EXERCISE AIM → If a line in the records below holds the string "sterowania", count it; give only the total.

RECORDS FOR THE EXERCISE →
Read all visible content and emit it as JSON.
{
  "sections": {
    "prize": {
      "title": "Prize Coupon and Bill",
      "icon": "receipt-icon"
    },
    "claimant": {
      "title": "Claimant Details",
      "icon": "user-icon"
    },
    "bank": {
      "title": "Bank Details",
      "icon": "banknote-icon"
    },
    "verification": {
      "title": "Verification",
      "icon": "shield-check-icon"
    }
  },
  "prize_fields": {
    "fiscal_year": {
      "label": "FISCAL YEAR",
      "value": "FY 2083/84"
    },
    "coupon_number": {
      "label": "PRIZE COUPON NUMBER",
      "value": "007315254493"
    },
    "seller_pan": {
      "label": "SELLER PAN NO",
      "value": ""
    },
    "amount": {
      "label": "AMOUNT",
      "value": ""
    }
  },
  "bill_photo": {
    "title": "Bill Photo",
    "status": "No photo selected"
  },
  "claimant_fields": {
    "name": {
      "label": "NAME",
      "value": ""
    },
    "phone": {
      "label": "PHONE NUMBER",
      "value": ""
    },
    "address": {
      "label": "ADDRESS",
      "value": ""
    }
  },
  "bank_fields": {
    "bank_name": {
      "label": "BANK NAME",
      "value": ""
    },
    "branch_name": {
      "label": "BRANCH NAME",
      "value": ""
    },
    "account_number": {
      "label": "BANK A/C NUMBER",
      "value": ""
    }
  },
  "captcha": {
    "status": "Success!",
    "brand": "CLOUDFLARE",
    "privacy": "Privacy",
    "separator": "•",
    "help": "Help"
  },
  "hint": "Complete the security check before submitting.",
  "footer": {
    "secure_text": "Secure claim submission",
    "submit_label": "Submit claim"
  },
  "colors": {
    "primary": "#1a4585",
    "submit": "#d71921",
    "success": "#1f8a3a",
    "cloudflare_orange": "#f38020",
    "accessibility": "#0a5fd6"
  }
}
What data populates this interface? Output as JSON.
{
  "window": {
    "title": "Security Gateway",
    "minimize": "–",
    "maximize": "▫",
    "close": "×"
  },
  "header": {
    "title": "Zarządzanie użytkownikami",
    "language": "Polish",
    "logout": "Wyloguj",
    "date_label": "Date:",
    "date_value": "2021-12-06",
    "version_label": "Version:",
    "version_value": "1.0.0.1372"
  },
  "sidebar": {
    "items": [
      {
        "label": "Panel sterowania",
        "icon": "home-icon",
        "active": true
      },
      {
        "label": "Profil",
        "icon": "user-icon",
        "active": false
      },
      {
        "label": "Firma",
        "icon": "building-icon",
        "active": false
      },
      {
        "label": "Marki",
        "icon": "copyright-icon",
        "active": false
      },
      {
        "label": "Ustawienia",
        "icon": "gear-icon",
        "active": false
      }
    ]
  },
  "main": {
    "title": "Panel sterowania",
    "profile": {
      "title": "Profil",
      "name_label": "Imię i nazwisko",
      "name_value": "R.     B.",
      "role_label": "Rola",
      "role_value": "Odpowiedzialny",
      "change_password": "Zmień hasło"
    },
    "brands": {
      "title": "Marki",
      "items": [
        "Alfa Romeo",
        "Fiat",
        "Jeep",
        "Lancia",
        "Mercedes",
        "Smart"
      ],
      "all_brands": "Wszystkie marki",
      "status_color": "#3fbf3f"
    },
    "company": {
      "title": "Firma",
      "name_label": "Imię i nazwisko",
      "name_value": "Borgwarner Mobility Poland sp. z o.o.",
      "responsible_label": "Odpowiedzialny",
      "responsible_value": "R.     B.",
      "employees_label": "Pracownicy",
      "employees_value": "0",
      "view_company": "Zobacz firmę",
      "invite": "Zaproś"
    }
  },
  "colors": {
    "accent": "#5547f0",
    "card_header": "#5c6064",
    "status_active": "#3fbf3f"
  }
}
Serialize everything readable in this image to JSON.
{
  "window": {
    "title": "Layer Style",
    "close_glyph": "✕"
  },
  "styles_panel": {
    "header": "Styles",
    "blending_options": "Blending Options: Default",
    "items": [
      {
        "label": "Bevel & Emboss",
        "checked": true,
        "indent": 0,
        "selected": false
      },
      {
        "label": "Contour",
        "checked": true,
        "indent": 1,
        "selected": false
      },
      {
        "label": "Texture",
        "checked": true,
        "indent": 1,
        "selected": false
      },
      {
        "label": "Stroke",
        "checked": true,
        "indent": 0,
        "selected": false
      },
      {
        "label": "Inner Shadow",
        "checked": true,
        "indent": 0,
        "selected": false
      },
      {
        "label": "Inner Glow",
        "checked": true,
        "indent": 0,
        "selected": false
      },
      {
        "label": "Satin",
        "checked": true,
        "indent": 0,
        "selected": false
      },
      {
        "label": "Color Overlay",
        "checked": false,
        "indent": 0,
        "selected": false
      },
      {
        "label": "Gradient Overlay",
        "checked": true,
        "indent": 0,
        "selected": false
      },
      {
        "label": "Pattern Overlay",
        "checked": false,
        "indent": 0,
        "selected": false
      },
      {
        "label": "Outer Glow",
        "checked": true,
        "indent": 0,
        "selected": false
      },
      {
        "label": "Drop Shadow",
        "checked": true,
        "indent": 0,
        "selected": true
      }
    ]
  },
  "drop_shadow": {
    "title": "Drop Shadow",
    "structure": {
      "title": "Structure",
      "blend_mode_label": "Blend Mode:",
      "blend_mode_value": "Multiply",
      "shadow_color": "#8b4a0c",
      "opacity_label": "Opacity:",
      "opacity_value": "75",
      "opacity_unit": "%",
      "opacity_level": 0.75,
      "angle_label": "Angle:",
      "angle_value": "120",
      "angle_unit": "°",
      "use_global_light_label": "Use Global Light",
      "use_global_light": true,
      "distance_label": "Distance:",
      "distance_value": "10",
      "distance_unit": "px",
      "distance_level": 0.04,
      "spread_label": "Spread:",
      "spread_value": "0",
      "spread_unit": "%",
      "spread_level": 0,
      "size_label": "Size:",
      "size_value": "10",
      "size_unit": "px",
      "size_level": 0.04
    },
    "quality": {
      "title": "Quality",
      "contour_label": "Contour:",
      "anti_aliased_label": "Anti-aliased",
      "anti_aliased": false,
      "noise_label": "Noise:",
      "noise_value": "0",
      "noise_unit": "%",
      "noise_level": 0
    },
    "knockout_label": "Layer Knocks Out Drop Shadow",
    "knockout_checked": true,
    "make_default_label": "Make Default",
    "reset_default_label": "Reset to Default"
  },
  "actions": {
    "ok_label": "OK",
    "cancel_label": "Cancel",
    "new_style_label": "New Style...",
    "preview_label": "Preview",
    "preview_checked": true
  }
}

ANSWER TO THIS TASK → 2